Black Sox seek 'X factor' at trials before World Cup at home

Just who will be in that squad looking to reclaim softball's top prize remains to be seen, but the journey begins Friday in Wellington.

Black Sox coach Mark Sorenson earlier this week named 90 athletes looking to push their case for selection in 2022, broken down into 30 players each from the south, central and northern regions of the country.

The three groups, filled with current and former New Zealand representatives, will play four games each under Sorenson's eye over the next three weekends - starting with the central group in Wellington on Friday, before heading to Auckland next week and then finally Christchurch.

Sorenson told 1News he and his coaching staff opted to "cast a wide net" for this year's selection after Covid-19 had plagued players' ability to get game time both domestically and internationally in the last three years.

"Typically, we'd end our season around March and we'd sort of go into hibernation for the winter months, but we can't afford to do that with the amount of games that we've lost with Auckland being in lockdown for so long," Sorenson said.

"Having trials regionally and seeing who wants to put their hand up and try and make the team was something that was new and hadn't been done before, so we thought why not?"

Sorenson said along with the four games there will also be some fitness work and "benchmark testing" at the trials.

Finding the 'X factor'

With nearly 100 players to analyse over the next three weeks, Sorenson said he was looking for players to stand out with their play and show him things that aren't ordinary in the game of softball.
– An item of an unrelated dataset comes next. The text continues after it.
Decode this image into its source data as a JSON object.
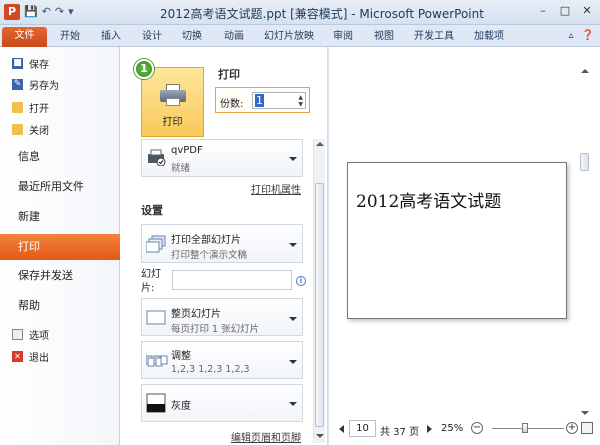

"Whenever we're selecting a team, one of the things I'm looking for is that 'X factor' - someone who has the ability to turn a game with something that is an instinctive skill. There's the learned skills like fielding, throwing, hitting and baserunning - but those athletes that have that built-in X factor to turn a game is key."

He added players who could play multiple positions both in the field and hitting line-up would also have an edge.

"Our Kiwi style of ball is an unselfish style of ball where we get on and we pass the bat to next guy, and then they get on and pass it to the next guy, and then he comes up with the big hit to get a run here or there - and suddenly the pressure is on."

Amongst those named are a few athletes who have found success in New Zealand's other diamond sport - baseball - with Tuatara players such as Beau Te Wera Bishop set to trial as well.

However, Sorenson said there would be no cross-code issues to worry about, especially in the case of Bishop, who played for the Black Sox in his teenage years before endeavoring in a career in baseball.

"We'd like to think that Beau was a softball boy to start with anyway," Sorenson said with a grin.

"He grew up at the park out in Porirua. Sure, he's been away playing baseball but he's back here playing premier softball in Wellington for Porirua this year, and has played all year and is part of the Wellington national provincial championship side.

"He's a quality ball player and has had a great stint with the Tuatara, but I guess this is a chance for him to come back to where it all started for him."

The road ahead

After the trials, Sorenson will cast a watchful eye over the final two domestic tournaments of the season - the National Fastpitch Championship in Christchurch next month, and the Men's Open Club Nationals in Auckland in March.

The plan was to then take a touring squad to Australia to get some much-needed international play before the World Cup, but Sorenson revealed to 1News the series has since been cancelled by Softball Australia due to Covid issues there. Softball NZ confirmed the cancellation soon after.

Instead, Sorenson has moved to 'plan B', which will see a domestic training camp of 30 selected players coming together in Auckland for more scrimmage games and training in April after the club nationals tournament.

After that, some players will head overseas to play in the competitive US scene during the winter while those still in New Zealand will continue training during the off-season.

Sorenson will then make his final call with one last trial in October once all the players are back, before the final squad is named for the November tournament.

The Black Sox enter the tournament having finished a disappointing fourth in 2019 in Prague - the first time the side had failed to reach the final in 39 years.

"Me in the coaching role, I'm fortunate enough to have another chance to go back and right the wrong," Sorenson, a four-time world champion as a player, said.

"But we've just got to take care of the little things... and if we can control those little things, we'll be well prepared by the time it gets to opening night to have a good run at it."